Facing third-and-8 from his own 5-yard line, Flutie failed to pick up a blind-side rush, got sacked in the end zone by Ray Mickens and fumbled, with Eric Ogbogu falling on the loose ball for a 14-0 New York advantage.
(Note: Less than two months later, Flutie diehards would cite Johnson’s inability to avoid a safety in an identical situation as proof that their man should have started the playoff game in Tennessee. Even though their man had not only failed to escape the Jets rush, but failed to hold on to the ball under the same circumstances. But that’s probably another column altogether.)
And those were the good times. Buffalo still reached the playoffs in ’98 and ’99. The Bills and Jets have played 14 times in New Jersey since Flutie’s end-zone fumble, with Buffalo winning just four. And all of those proved meaningless for Buffalo.
The first was one of Alex Van Pelt’s three wins as a Bills starter, a 14-9 thriller that improved Buffalo’s 2001 record to 3-12.
After going 0-for-Drew Bledsoe-and-Kelly Holcomb against the Jets on the road, the ’06 Bills and J.P. Losman pulled to 6-7 with a 31-13 win that kept their faint playoff hopes alive, only to drop their last two for a 7-9 finish that would become the standard under first-year coach Jauron.
They did it again a year later, sort of. Losman replaced Edwards with the score tied at a field goal each in the fourth quarter, with one of his three completions going for 85 yards to Lee Evans to seal a 13-3 win. The Bills, of course, finished 7-9 again.

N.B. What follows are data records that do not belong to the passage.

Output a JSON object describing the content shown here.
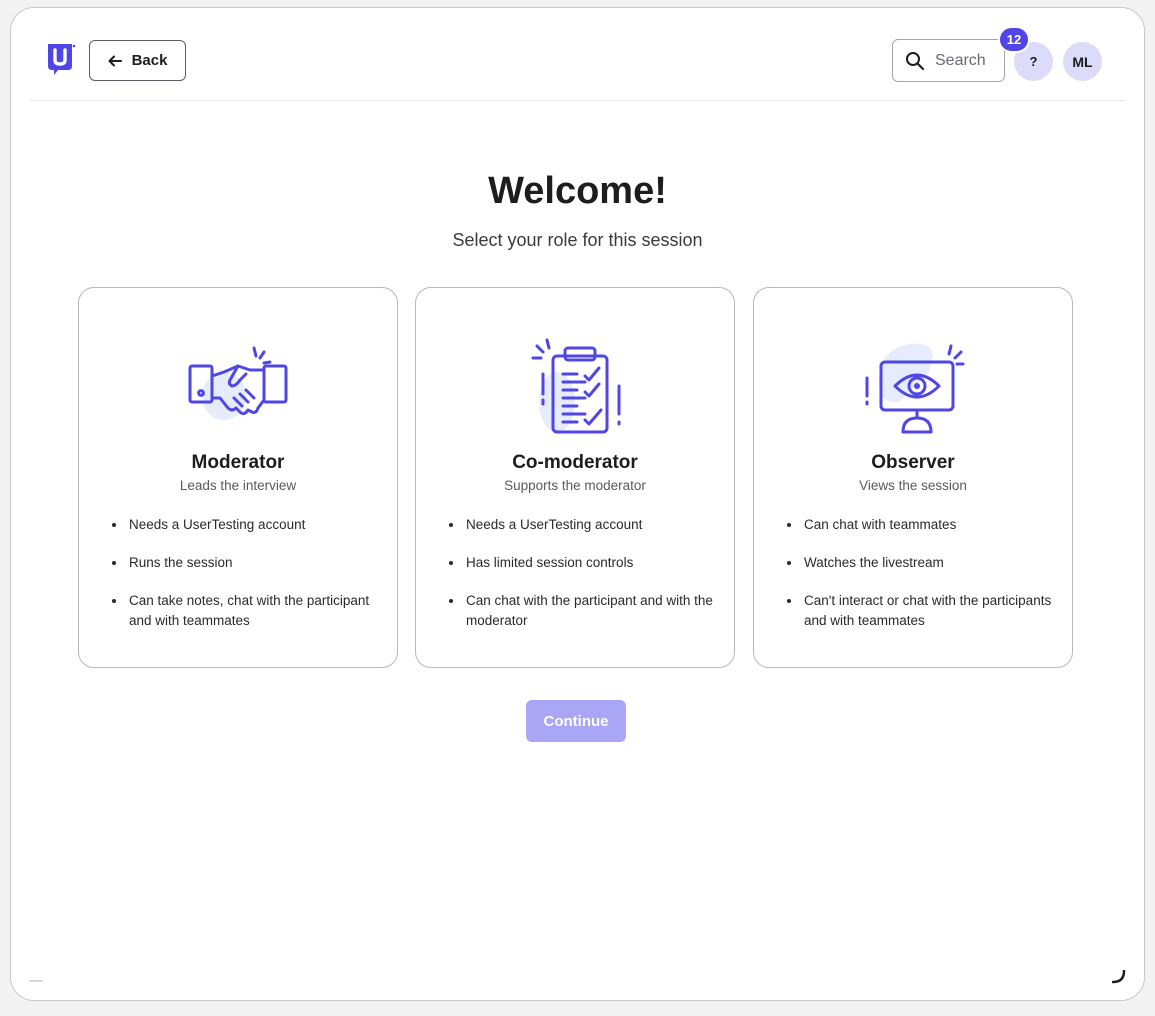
{
  "header": {
    "logo_letter": "U",
    "back_label": "Back",
    "search_placeholder": "Search",
    "help_label": "?",
    "notification_count": "12",
    "avatar_initials": "ML"
  },
  "main": {
    "title": "Welcome!",
    "subtitle": "Select your role for this session",
    "continue_label": "Continue"
  },
  "roles": [
    {
      "icon": "handshake-icon",
      "title": "Moderator",
      "subtitle": "Leads the interview",
      "bullets": [
        "Needs a UserTesting account",
        "Runs the session",
        "Can take notes, chat with the participant and with teammates"
      ]
    },
    {
      "icon": "clipboard-checklist-icon",
      "title": "Co-moderator",
      "subtitle": "Supports the moderator",
      "bullets": [
        "Needs a UserTesting account",
        "Has limited session controls",
        "Can chat with the participant and with the moderator"
      ]
    },
    {
      "icon": "monitor-eye-icon",
      "title": "Observer",
      "subtitle": "Views the session",
      "bullets": [
        "Can chat with teammates",
        "Watches the livestream",
        "Can't interact or chat with the participants and with teammates"
      ]
    }
  ],
  "colors": {
    "brand": "#4f46e5",
    "icon_stroke": "#4f46e5",
    "icon_blob": "#e6ecfb",
    "continue_disabled": "#a9a6f5",
    "avatar_bg": "#dcdcfa"
  }
}
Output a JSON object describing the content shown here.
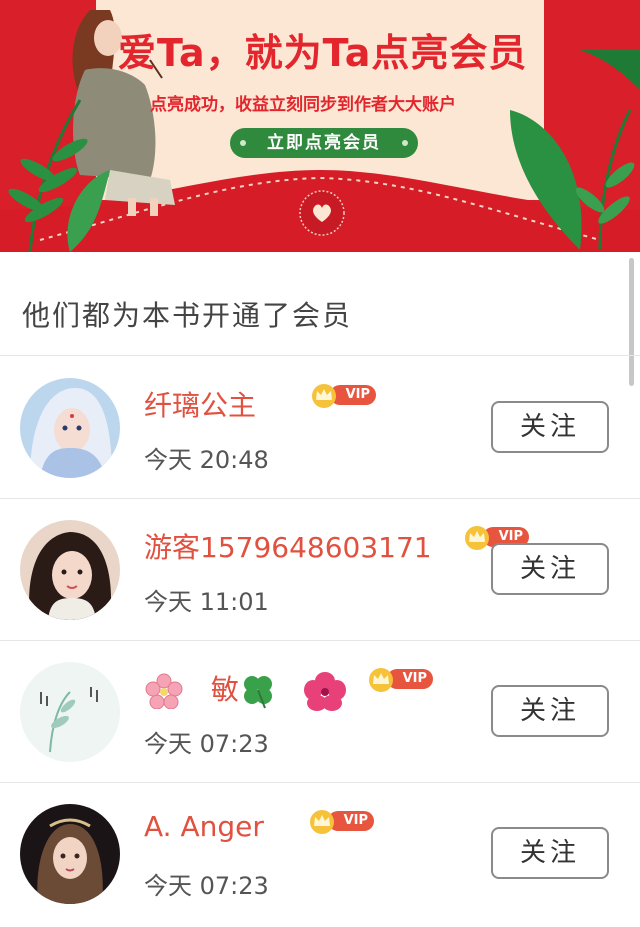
{
  "banner": {
    "title": "爱Ta，就为Ta点亮会员",
    "subtitle": "点亮成功，收益立刻同步到作者大大账户",
    "cta_label": "立即点亮会员",
    "colors": {
      "background": "#d9202a",
      "card": "#fbe7d3",
      "title": "#e3262e",
      "cta": "#2f8a3e"
    }
  },
  "section": {
    "title": "他们都为本书开通了会员"
  },
  "members": [
    {
      "name": "纤璃公主",
      "vip_label": "VIP",
      "time": "今天 20:48",
      "follow_label": "关注",
      "avatar": "anime-princess-avatar"
    },
    {
      "name": "游客1579648603171",
      "vip_label": "VIP",
      "time": "今天 11:01",
      "follow_label": "关注",
      "avatar": "girl-photo-avatar"
    },
    {
      "name_parts": [
        "敏"
      ],
      "name_emojis": [
        "cherry-blossom",
        "four-leaf-clover",
        "hibiscus"
      ],
      "vip_label": "VIP",
      "time": "今天 07:23",
      "follow_label": "关注",
      "avatar": "watercolor-avatar"
    },
    {
      "name": "A. Anger",
      "vip_label": "VIP",
      "time": "今天 07:23",
      "follow_label": "关注",
      "avatar": "doll-avatar"
    }
  ],
  "theme": {
    "name_color": "#e0513f",
    "vip_color": "#e8553f",
    "crown_color": "#f5c23a"
  }
}
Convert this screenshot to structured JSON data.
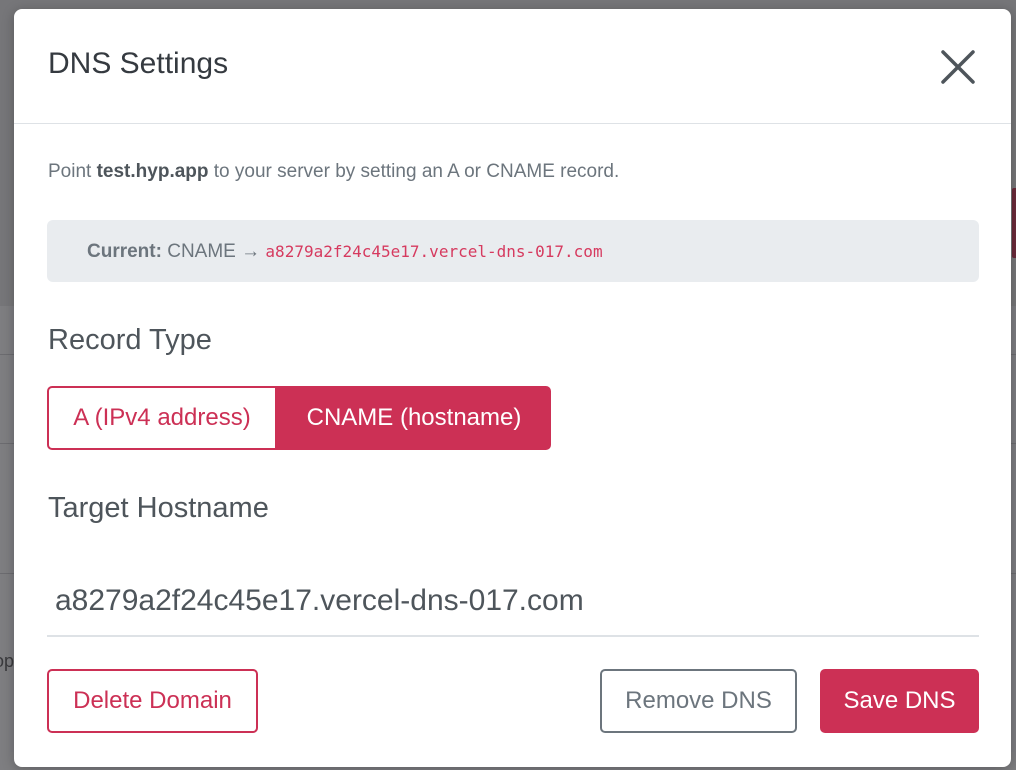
{
  "background": {
    "partial_text": "op"
  },
  "modal": {
    "title": "DNS Settings",
    "close_icon": "close-icon",
    "description": {
      "prefix": "Point ",
      "domain": "test.hyp.app",
      "suffix": " to your server by setting an A or CNAME record."
    },
    "current": {
      "label": "Current:",
      "record_type": "CNAME",
      "arrow": "→",
      "value": "a8279a2f24c45e17.vercel-dns-017.com"
    },
    "record_type": {
      "label": "Record Type",
      "options": [
        "A (IPv4 address)",
        "CNAME (hostname)"
      ],
      "selected": "CNAME (hostname)"
    },
    "target": {
      "label": "Target Hostname",
      "value": "a8279a2f24c45e17.vercel-dns-017.com"
    },
    "buttons": {
      "delete": "Delete Domain",
      "remove": "Remove DNS",
      "save": "Save DNS"
    }
  },
  "colors": {
    "accent": "#cc3055",
    "code": "#d63a5f",
    "muted": "#6c757d",
    "current_bg": "#e9ecef"
  }
}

Losman more than made up for it the following season, in perhaps the most heinous loss in the rivalry’s history.
Having completely dissipated a 4-0 start under Trent Edwards, the 5-7 Bills somehow took the lead when Losman completed four straight to set up Fred Jackson’s 11-yard touchdown run with 5:39 left. After Buffalo’s defense forced Brett Favre and the Jets to go three-and-out, Losman faced a second-and-5 from his own 27 with 2:06 remaining.
Marshawn Lynch had already run for 127 yards, Jackson for another 31. So someone thought it would be a good idea for Losman to pass, and he decided the best option was to scramble back toward his own goal line. There, he was stripped of the ball by Abram Elam, with Shaun Ellis scooping up the loose ball and trotting in for the winning touchdown.
You guessed it — the Bills went on to finish 7-9, as was their wont under Jauron.
Buffalo’s most recent New Jersey victory came a year later, in another game most witnesses would like to forget. Steve Christie’s field goal with 2:49 left in overtime, set up by Mark Sanchez’s fifth interception of the day, gave the Bills a 16-13 edge on a day when they allowed New York to run for 318 yards, 210 of them by Thomas Jones, and Fitzpatrick replaced a concussed Trent Edwards at quarterback.
Fitz, E.J. Manuel and the legendary Brian Brohm all played their part in Buffalo’s four Meadowlands losses since, though few quarterbacks deserve more credit for defeat thanFitzpatrick in the ’12 season opener.
So now Kyle Orton gets his chance. Once again, the Bills need a win, this time to reach the season’s midway point at 5-3 and as part of a reasonable playoff discussion.
Yes, the Jets are 1-6. They have also lost five of those games to teams that currently have winning records, and four of them by a single score or less. Most recently, they lost by two on the road to New England, and will have had 10 days to rest and prepare when they take the field Sunday.
New York’s strength is centered in the middle of its defensive line, which happens to match up quite well with the disaster area which is Buffalo’s offensive interior.
Geno Smith played well in New England, but would figure to be fresh meat for Buffalo’s pass rush. But then, the Bills allowed Teddy Bridgewater to keep the Vikings ahead until the game’s final snap last Sunday.
At this point, predicting what these Bills will do based on their recent performances, or those of their opponents, is futile. Almost as much so as playing a game that matters in New Jersey.